▸ PROBLEM DESCRIPTION
Skipping all images, output the listing word for word.

▸ DATASET

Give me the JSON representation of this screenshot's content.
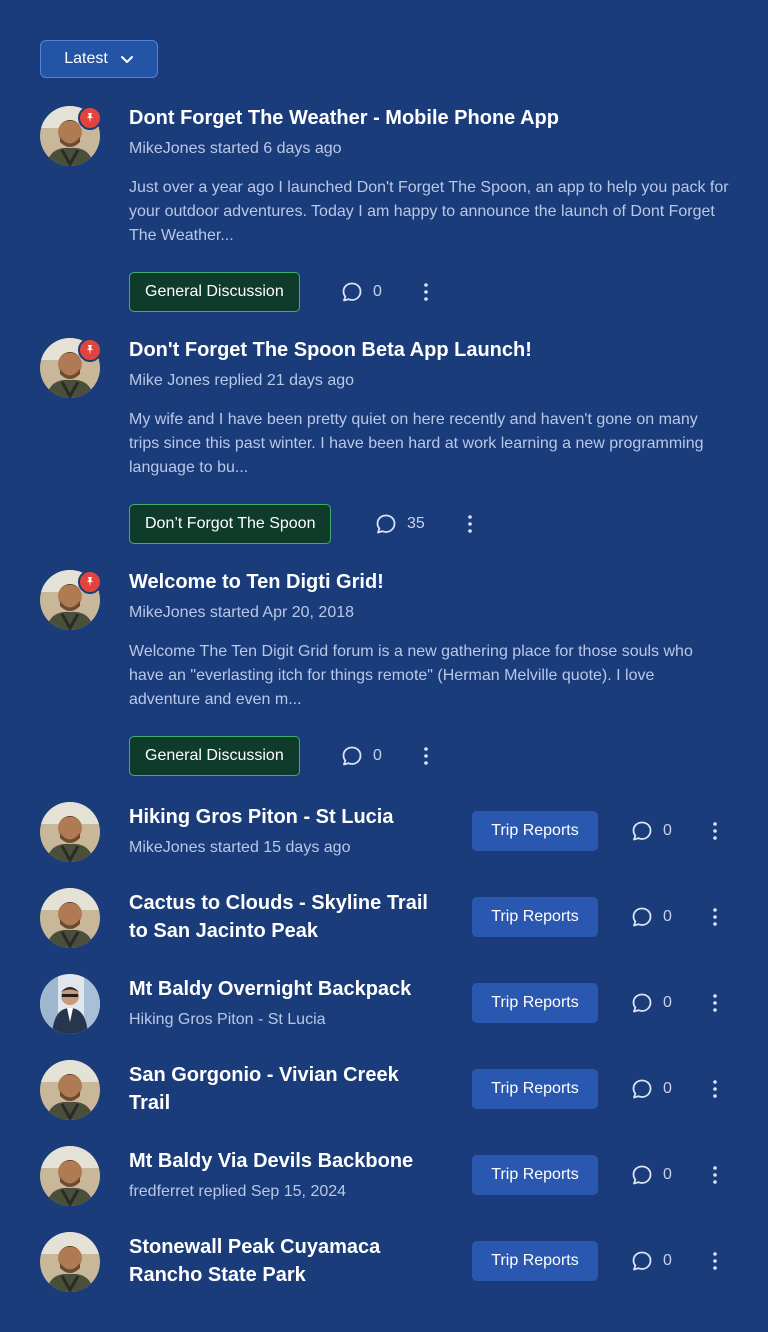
{
  "sort": {
    "label": "Latest"
  },
  "pinned_topics": [
    {
      "title": "Dont Forget The Weather - Mobile Phone App",
      "meta": "MikeJones started 6 days ago",
      "excerpt": "Just over a year ago I launched Don't Forget The Spoon, an app to help you pack for your outdoor adventures. Today I am happy to announce the launch of Dont Forget The Weather...",
      "category": "General Discussion",
      "comments": "0"
    },
    {
      "title": "Don't Forget The Spoon Beta App Launch!",
      "meta": "Mike Jones replied 21 days ago",
      "excerpt": "My wife and I have been pretty quiet on here recently and haven't gone on many trips since this past winter. I have been hard at work learning a new programming language to bu...",
      "category": "Don’t Forgot The Spoon",
      "comments": "35"
    },
    {
      "title": "Welcome to Ten Digti Grid!",
      "meta": "MikeJones started Apr 20, 2018",
      "excerpt": "Welcome The Ten Digit Grid forum is a new gathering place for those souls who have an \"everlasting itch for things remote\" (Herman Melville quote). I love adventure and even m...",
      "category": "General Discussion",
      "comments": "0"
    }
  ],
  "topics": [
    {
      "title_lines": [
        "Hiking Gros Piton - St Lucia"
      ],
      "meta": "MikeJones started 15 days ago",
      "category": "Trip Reports",
      "comments": "0"
    },
    {
      "title_lines": [
        "Cactus to Clouds - Skyline Trail",
        "to San Jacinto Peak"
      ],
      "meta": "",
      "category": "Trip Reports",
      "comments": "0"
    },
    {
      "title_lines": [
        "Mt Baldy Overnight Backpack"
      ],
      "meta": "Hiking Gros Piton - St Lucia",
      "category": "Trip Reports",
      "comments": "0"
    },
    {
      "title_lines": [
        "San Gorgonio - Vivian Creek",
        "Trail"
      ],
      "meta": "",
      "category": "Trip Reports",
      "comments": "0"
    },
    {
      "title_lines": [
        "Mt Baldy Via Devils Backbone"
      ],
      "meta": "fredferret replied Sep 15, 2024",
      "category": "Trip Reports",
      "comments": "0"
    },
    {
      "title_lines": [
        "Stonewall Peak Cuyamaca",
        "Rancho State Park"
      ],
      "meta": "",
      "category": "Trip Reports",
      "comments": "0"
    }
  ],
  "colors": {
    "background": "#1b3c7a",
    "pin": "#e0443c",
    "category_green_bg": "#0f3b2a",
    "category_blue_bg": "#2a58b0",
    "muted_text": "#b9c8e6"
  },
  "icons": {
    "sort": "chevron-down-icon",
    "pin": "pin-icon",
    "comments": "comment-bubble-icon",
    "menu": "kebab-menu-icon"
  }
}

▸ YOUR SOLUTION
Give me the JSON representation of this screenshot's content.
{
  "sort": {
    "label": "Latest"
  },
  "pinned_topics": [
    {
      "title": "Dont Forget The Weather - Mobile Phone App",
      "meta": "MikeJones started 6 days ago",
      "excerpt": "Just over a year ago I launched Don't Forget The Spoon, an app to help you pack for your outdoor adventures. Today I am happy to announce the launch of Dont Forget The Weather...",
      "category": "General Discussion",
      "comments": "0"
    },
    {
      "title": "Don't Forget The Spoon Beta App Launch!",
      "meta": "Mike Jones replied 21 days ago",
      "excerpt": "My wife and I have been pretty quiet on here recently and haven't gone on many trips since this past winter. I have been hard at work learning a new programming language to bu...",
      "category": "Don’t Forgot The Spoon",
      "comments": "35"
    },
    {
      "title": "Welcome to Ten Digti Grid!",
      "meta": "MikeJones started Apr 20, 2018",
      "excerpt": "Welcome The Ten Digit Grid forum is a new gathering place for those souls who have an \"everlasting itch for things remote\" (Herman Melville quote). I love adventure and even m...",
      "category": "General Discussion",
      "comments": "0"
    }
  ],
  "topics": [
    {
      "title_lines": [
        "Hiking Gros Piton - St Lucia"
      ],
      "meta": "MikeJones started 15 days ago",
      "category": "Trip Reports",
      "comments": "0"
    },
    {
      "title_lines": [
        "Cactus to Clouds - Skyline Trail",
        "to San Jacinto Peak"
      ],
      "meta": "",
      "category": "Trip Reports",
      "comments": "0"
    },
    {
      "title_lines": [
        "Mt Baldy Overnight Backpack"
      ],
      "meta": "Hiking Gros Piton - St Lucia",
      "category": "Trip Reports",
      "comments": "0"
    },
    {
      "title_lines": [
        "San Gorgonio - Vivian Creek",
        "Trail"
      ],
      "meta": "",
      "category": "Trip Reports",
      "comments": "0"
    },
    {
      "title_lines": [
        "Mt Baldy Via Devils Backbone"
      ],
      "meta": "fredferret replied Sep 15, 2024",
      "category": "Trip Reports",
      "comments": "0"
    },
    {
      "title_lines": [
        "Stonewall Peak Cuyamaca",
        "Rancho State Park"
      ],
      "meta": "",
      "category": "Trip Reports",
      "comments": "0"
    }
  ],
  "colors": {
    "background": "#1b3c7a",
    "pin": "#e0443c",
    "category_green_bg": "#0f3b2a",
    "category_blue_bg": "#2a58b0",
    "muted_text": "#b9c8e6"
  },
  "icons": {
    "sort": "chevron-down-icon",
    "pin": "pin-icon",
    "comments": "comment-bubble-icon",
    "menu": "kebab-menu-icon"
  }
}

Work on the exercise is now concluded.